(EXERCISE DIRECTIONS):
Gather each line of the entries below that includes "định".

(Data entries):
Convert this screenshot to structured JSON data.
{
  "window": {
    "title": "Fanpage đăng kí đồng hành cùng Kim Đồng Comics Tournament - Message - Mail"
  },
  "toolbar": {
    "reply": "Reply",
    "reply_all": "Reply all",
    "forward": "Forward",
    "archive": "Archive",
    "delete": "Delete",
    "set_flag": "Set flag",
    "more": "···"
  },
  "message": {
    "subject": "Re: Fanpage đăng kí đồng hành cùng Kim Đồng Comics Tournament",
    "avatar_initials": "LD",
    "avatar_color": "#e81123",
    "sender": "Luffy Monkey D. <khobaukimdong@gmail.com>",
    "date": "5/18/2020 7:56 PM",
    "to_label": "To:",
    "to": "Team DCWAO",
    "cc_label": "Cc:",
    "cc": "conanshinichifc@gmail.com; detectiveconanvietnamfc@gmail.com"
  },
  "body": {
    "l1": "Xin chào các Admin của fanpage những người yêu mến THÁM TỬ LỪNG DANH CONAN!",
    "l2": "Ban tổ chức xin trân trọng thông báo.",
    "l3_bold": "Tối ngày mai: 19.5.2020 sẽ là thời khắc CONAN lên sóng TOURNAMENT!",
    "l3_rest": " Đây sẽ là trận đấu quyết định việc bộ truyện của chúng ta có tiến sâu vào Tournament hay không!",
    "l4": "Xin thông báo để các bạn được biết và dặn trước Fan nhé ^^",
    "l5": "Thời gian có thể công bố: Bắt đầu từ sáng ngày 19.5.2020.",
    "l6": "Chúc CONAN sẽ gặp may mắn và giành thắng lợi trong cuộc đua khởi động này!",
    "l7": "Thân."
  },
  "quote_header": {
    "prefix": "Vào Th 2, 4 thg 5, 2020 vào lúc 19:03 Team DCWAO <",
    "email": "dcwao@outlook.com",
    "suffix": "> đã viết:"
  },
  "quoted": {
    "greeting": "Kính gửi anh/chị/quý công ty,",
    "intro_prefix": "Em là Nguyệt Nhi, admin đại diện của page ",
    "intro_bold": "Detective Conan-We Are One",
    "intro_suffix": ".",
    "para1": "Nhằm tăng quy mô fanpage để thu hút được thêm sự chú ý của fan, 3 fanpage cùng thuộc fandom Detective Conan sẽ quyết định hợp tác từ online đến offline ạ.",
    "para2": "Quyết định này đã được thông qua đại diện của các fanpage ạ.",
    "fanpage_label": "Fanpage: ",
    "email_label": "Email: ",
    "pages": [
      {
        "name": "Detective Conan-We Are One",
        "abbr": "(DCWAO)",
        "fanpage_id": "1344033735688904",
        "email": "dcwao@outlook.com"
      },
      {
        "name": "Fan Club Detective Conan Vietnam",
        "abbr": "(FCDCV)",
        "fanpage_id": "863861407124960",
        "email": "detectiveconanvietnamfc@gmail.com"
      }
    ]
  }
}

(RESULT BELOW):
    "l3_rest": " Đây sẽ là trận đấu quyết định việc bộ truyện của chúng ta có tiến sâu vào Tournament hay không!",
    "para1": "Nhằm tăng quy mô fanpage để thu hút được thêm sự chú ý của fan, 3 fanpage cùng thuộc fandom Detective Conan sẽ quyết định hợp tác từ online đến offline ạ.",
    "para2": "Quyết định này đã được thông qua đại diện của các fanpage ạ.",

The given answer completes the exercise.